However, the benchmark was down 18.7% on the week, the worst since October 2008, after plunging 11% on Thursday to record its biggest one-day loss ever. Markets had reacted to U.S. President Donald Trump's announcement of travel restrictions from the European Schengen area and the European Central Bank's decision not to cut interest rates.

The coronavirus has now infected more than 137,000 people worldwide, with over 5,000 deaths, according to the latest figures from Johns Hopkins University. Italy remains the worst impacted country in Europe and is now facing total shutdown, with cases surpassing 15,000 and over 1,000 deaths.

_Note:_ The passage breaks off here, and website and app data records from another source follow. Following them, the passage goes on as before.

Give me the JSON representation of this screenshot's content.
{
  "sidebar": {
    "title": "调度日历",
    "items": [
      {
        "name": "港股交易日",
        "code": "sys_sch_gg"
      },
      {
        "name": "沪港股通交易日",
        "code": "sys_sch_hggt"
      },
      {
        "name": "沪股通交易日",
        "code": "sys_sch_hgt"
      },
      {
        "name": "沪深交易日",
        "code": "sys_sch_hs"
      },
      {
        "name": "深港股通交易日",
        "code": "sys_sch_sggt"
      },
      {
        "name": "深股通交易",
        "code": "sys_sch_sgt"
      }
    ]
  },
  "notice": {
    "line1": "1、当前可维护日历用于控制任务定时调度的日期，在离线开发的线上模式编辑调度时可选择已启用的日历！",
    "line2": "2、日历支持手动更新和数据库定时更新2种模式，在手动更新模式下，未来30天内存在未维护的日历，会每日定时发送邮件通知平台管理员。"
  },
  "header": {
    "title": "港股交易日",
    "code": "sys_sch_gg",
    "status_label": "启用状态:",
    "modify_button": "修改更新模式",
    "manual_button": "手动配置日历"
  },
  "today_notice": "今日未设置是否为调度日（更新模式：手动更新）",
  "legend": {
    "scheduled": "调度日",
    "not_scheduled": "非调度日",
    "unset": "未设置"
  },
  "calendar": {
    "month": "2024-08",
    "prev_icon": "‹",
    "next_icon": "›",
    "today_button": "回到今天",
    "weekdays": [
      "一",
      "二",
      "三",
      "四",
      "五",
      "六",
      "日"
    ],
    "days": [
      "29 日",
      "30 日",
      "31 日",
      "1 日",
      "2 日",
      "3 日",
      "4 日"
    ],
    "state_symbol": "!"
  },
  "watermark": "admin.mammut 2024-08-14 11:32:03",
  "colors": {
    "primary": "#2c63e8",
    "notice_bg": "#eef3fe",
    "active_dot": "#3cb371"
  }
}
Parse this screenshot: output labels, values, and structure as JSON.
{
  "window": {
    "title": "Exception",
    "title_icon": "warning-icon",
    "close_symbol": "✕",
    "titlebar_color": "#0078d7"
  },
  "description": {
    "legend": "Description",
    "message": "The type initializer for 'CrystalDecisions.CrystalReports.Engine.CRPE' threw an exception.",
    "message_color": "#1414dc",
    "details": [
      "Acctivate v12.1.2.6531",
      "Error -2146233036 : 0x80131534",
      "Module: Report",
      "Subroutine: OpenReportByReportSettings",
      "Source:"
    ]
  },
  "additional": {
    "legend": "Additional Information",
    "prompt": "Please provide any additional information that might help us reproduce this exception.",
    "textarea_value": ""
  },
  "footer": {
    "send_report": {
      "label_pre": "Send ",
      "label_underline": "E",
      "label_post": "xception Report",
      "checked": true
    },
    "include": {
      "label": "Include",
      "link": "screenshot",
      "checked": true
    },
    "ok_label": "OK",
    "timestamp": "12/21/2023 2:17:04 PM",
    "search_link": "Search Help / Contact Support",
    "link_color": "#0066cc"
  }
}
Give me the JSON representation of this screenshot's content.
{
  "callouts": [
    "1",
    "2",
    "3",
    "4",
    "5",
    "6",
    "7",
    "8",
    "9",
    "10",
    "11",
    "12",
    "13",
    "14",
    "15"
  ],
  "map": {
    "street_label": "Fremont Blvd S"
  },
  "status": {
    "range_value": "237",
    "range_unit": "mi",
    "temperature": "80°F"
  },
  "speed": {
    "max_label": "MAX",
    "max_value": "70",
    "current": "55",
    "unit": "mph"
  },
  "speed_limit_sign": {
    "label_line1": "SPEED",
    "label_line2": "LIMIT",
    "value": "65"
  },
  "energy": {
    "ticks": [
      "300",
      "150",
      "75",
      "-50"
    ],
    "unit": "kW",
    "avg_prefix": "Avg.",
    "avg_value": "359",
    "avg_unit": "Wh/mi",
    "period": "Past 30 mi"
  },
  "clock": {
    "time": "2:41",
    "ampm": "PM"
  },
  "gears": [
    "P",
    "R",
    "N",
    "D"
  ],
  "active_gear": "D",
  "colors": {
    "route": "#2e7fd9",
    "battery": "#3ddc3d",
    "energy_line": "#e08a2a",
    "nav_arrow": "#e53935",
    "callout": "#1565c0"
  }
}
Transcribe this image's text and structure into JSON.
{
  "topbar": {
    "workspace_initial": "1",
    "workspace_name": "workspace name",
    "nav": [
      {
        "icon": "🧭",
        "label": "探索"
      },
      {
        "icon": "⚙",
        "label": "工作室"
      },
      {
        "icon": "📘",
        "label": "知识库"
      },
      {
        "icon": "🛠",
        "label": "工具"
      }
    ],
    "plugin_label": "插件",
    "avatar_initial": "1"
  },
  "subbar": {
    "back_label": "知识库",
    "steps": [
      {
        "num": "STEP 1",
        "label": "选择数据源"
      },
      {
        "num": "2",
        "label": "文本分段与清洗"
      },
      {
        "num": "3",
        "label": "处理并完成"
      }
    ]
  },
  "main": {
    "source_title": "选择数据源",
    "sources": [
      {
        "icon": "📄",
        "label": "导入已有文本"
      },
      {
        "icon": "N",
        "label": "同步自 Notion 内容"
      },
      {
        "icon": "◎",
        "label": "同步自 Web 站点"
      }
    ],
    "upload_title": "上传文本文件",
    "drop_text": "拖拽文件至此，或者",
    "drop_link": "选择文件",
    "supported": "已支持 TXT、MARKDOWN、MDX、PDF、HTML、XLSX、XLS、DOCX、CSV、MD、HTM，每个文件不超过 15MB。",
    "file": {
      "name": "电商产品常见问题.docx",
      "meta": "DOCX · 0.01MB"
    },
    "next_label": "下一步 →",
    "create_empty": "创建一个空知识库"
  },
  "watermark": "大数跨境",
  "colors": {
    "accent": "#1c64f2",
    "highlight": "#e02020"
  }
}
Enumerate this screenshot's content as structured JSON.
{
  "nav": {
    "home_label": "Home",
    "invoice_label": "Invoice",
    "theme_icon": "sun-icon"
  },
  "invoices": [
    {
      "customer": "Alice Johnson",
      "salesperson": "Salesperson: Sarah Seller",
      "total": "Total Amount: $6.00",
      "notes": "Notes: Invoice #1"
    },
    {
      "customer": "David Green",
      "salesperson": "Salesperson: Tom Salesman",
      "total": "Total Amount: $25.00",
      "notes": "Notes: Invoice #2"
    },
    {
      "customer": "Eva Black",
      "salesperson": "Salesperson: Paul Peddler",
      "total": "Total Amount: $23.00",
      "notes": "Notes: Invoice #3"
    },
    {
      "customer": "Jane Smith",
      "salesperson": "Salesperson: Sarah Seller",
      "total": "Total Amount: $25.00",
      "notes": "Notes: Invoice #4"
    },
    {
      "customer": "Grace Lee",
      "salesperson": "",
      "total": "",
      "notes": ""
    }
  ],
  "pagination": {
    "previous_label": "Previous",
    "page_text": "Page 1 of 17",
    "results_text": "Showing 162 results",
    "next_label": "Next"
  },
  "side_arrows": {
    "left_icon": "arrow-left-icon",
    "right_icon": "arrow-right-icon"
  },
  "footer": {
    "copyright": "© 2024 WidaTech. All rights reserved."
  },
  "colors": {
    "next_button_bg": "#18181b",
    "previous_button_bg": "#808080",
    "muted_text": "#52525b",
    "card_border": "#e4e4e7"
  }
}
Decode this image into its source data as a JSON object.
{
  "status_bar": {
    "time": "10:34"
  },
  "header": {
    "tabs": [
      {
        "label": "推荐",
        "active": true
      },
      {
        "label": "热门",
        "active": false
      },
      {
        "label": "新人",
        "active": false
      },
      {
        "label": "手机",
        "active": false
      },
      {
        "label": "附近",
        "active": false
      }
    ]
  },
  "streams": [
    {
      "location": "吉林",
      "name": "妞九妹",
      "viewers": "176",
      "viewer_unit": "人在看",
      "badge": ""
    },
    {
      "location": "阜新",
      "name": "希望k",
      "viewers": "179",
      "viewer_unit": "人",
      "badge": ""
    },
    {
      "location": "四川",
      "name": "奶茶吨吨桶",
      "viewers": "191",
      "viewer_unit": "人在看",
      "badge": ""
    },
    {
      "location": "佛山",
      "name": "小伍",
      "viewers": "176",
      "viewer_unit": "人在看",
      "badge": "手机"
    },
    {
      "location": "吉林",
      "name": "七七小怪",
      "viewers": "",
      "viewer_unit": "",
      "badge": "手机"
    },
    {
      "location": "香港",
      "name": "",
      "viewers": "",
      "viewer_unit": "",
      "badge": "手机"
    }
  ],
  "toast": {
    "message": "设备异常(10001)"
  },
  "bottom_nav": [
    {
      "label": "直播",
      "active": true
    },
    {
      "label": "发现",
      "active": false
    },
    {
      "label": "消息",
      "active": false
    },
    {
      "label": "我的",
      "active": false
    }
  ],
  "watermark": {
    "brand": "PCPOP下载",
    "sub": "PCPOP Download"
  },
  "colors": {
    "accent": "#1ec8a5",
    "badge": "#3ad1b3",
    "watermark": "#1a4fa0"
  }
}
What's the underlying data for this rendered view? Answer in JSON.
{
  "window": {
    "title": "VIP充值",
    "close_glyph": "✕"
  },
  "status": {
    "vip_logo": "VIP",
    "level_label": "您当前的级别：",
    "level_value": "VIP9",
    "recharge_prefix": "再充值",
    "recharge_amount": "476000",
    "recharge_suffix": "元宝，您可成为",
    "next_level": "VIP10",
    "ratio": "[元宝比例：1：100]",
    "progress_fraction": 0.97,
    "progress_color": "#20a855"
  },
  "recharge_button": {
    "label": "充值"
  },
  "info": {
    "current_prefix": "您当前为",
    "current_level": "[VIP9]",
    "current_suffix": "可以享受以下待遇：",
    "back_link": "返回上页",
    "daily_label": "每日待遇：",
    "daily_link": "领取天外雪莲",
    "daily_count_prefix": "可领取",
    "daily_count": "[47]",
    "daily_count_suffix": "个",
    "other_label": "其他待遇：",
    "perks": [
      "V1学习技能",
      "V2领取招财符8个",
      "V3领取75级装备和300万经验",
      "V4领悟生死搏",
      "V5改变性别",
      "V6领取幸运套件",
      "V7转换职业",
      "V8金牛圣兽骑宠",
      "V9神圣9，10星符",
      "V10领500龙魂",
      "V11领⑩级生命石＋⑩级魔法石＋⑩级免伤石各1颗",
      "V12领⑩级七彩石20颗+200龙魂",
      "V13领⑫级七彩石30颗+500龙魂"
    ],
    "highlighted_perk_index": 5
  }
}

Swiss diagnostics giant Roche announced on Friday that it has received emergency authorization from the U.S. Food and Drug Administration (FDA) for a new coronavirus test. Shares climbed 3.1% on Friday.

Stateside on Friday afternoon, stocks gave up most of their earlier rally as Wall Street tried to rebound from the sharp losses suffered in the previous session — the worst since the "Black Monday" market crash in 1987. On Thursday, the Dow plummeted 2,352.6 points or 9.99% and the S&P 500 tumbled 9.5% to join the Dow in a bear market.

Back in Europe, U.K. Prime Minister Boris Johnson said on Thursday that up to 10,000 people in the U.K. may be infected with the virus, while BT confirmed that its CEO Philip Jansen had tested positive for COVID-19.

EU banking regulators have delayed this year's banking stress test and eased capital rules to encourage lenders not to switch off the faucets to a euro zone economy ailing from the pandemic fallout.

Elsewhere, Italy's Leonardo jumped 5% after announcing an expected rise in free operating cash flow and investment targets of up to 700 million euros ($782.4 million).

Wirecard shares gained 5% after the German payments company said an independent audit found no manipulation of its financial statements.